This fix might even make things worse. The new version of Path shows a dialog box explaining roughly what they're going to do with your data before requesting address book access. Once Apple have a gate in the way, are they going to put up two redundant dialog boxes? Or will they drop the helpful one and leave up a single "Path wants access to your address book but I won't tell you why" confirmation?

It's not access to the data that needs guarding. It's what the apps do with the data. Of course, a technical solution to this problem is probably impossible. I'm just bitching.

Feedify

I built another thing. Feedify will make Atom feeds out of things that don't have feeds, because I like having feeds. Basically, I got bored of having to jab at 5 icons on my phone every time I wanted to do a sweep of "what my friends are doing" - I'd much rather just subscribe to feeds and my RSS reader can tell me about things.

Right now it'll make feeds out of Flickr and Instagram photo uploads of your friends. These were easy - they map directly to single API calls to the respective services (in the case of flickr, this leads to unavoidable disadvantages with the feed. But that's life). As and when I think of more things that are easy, I'll add them.

So yes. Feedify. Play with it.

Merging OSes

via Gruber,

Samsung to Merge Bada With Intel-Backed Tizen:

“We have an effort that will merge Bada and Tizen,” a Samsung spokesman confirmed.

Tizen (from the same article):

In September [2011] two Linux software groups, one backed by Samsung, and another by Intel, agreed to jointly develop Tizen, a new operating system for cellphones and other devices, by merging their LiMo and Meego platforms [..]

MeeGo (from wikipedia):

[..] announced at Mobile World Congress in February 2010 by Intel and Nokia in a joint press conference. The stated aim is to merge the efforts of Intel's Moblin and Nokia's Maemo former projects into one new common project.

I really don't see how it can fail.

Reversed Scrolling

After having used it for a few months, I'm gradually begining to think that the reversed scroll direction in MacOS is a bad thing. Or at least, an annoying thing.

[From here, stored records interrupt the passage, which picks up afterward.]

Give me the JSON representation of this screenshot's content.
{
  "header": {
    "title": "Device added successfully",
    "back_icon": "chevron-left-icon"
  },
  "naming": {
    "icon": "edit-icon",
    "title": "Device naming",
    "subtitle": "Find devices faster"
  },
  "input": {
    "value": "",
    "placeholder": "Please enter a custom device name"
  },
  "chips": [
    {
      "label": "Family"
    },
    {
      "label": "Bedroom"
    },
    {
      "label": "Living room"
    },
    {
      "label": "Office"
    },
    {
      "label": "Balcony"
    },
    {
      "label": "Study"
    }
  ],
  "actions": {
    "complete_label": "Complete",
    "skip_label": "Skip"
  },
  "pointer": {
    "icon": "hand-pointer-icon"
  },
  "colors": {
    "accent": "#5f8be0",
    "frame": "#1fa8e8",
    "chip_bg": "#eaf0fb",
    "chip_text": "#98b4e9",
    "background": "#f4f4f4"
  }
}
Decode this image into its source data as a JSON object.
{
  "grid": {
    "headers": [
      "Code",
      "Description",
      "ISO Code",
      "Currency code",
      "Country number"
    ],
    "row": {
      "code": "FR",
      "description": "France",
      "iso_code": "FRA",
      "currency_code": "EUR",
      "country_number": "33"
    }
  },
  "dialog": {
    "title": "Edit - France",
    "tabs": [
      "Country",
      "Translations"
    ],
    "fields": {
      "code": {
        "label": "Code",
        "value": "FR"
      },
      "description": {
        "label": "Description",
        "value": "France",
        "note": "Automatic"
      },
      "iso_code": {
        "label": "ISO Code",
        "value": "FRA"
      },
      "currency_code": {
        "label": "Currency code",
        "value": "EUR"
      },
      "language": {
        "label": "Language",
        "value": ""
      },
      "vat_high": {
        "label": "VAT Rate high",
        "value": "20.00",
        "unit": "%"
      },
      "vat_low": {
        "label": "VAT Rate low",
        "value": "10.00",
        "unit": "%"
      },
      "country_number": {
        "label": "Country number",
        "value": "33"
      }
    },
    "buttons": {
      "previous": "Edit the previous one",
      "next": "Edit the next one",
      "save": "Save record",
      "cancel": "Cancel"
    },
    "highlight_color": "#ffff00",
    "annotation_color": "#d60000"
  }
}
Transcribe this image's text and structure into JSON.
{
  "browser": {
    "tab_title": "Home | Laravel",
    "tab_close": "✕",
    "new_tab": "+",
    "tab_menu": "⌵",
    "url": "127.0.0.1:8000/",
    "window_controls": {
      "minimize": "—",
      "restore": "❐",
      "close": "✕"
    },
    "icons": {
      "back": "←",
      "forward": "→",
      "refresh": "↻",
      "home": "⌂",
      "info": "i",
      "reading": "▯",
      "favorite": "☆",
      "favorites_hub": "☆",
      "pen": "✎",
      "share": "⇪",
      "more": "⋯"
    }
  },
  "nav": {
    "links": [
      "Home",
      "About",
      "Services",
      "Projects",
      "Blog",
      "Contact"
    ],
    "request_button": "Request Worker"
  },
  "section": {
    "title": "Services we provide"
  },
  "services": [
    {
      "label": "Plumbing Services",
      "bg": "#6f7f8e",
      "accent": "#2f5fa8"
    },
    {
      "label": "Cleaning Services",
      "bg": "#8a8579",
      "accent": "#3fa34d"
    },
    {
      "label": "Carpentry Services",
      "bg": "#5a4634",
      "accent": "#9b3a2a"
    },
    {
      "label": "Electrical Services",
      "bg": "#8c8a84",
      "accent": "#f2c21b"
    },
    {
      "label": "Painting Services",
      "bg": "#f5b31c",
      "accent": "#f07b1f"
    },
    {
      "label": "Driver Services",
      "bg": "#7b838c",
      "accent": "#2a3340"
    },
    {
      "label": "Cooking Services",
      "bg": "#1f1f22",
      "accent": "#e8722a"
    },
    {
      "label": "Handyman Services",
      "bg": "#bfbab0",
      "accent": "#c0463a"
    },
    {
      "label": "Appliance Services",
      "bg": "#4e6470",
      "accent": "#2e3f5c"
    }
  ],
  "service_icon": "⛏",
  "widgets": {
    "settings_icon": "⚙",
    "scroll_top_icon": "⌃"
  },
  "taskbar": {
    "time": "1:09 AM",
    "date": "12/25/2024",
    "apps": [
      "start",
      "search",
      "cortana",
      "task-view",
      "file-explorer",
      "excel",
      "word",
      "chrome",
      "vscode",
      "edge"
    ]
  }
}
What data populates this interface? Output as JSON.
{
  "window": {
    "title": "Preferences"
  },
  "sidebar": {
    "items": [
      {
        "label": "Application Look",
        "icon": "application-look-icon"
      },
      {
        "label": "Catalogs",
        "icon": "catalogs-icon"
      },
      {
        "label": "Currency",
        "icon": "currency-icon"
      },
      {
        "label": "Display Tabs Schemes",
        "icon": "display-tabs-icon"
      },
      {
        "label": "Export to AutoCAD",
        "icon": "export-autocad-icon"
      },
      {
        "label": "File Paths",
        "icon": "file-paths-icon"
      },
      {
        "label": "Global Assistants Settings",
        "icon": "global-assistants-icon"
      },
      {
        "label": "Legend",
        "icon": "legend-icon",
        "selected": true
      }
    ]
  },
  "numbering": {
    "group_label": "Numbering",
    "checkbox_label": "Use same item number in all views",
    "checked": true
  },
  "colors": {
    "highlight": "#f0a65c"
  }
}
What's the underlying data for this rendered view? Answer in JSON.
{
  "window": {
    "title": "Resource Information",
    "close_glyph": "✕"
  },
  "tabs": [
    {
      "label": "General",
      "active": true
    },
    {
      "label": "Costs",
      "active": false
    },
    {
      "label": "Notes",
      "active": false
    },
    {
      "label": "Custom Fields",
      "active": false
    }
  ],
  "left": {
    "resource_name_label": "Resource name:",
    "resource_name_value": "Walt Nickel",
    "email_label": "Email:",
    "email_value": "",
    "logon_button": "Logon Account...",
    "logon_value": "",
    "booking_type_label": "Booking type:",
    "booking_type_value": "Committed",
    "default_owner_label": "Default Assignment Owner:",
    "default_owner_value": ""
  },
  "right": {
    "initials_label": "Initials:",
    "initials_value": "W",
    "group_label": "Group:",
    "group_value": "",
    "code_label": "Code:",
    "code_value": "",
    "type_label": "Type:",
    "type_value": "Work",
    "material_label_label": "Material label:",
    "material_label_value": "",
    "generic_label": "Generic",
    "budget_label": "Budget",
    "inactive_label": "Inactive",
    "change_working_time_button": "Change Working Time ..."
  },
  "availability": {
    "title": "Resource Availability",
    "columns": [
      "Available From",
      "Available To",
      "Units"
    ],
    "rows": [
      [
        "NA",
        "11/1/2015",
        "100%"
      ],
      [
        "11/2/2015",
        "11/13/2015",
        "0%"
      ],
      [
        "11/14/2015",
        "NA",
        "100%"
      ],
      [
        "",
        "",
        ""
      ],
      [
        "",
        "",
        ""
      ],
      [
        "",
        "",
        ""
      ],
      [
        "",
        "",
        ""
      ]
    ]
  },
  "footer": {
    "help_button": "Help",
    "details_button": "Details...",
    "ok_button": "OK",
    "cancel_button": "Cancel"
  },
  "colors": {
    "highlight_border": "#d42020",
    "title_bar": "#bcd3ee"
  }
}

Partially, this is because my cursor keys are now backwards - pushing down on my cursor key scrolls a web page in the opposite direction that dragging 2 fingers down on the trackpad does. Surely the same argument that applies to reversing the trackpad should have been applied to the cursor keys? Except that, of course, if there's an actual cursor on the screen, pressing down-cursor should move the cursor down the page, potentially scrolling the page up. It would be absurd to have the cursor keys reverse meaning just because there's a focussed text box on the page.

But mostly I think it's wrong because I'm having to use Windows for a few things recently and I'm hating the overhead of having to deal with both scrolling directions. Every time I try to scroll it feels like I go the wrong way. I find it hard to believe that Windows is ever going to change its default scroll direction, so thanks to Apple's change I'm forced to choose between two failure cases - either I use the Apple default and get confused every time I use Windows, or I use old-style scrolling and get confused every time I try to use someone else's computer, as well as being held hostage to Apple ever removing the option in a future version of the OS.

I was initially in the "you'll get used to it" camp. I did get used to it. I like using system defaults wherever possible, and adopting new conventions. I even prefer the new scrolling direction. And I don't mind differences that I don't have to deal with very frequently - for instance, the close window button under Windows is in a different corner and I can happily not care about that. But I scroll things all the time.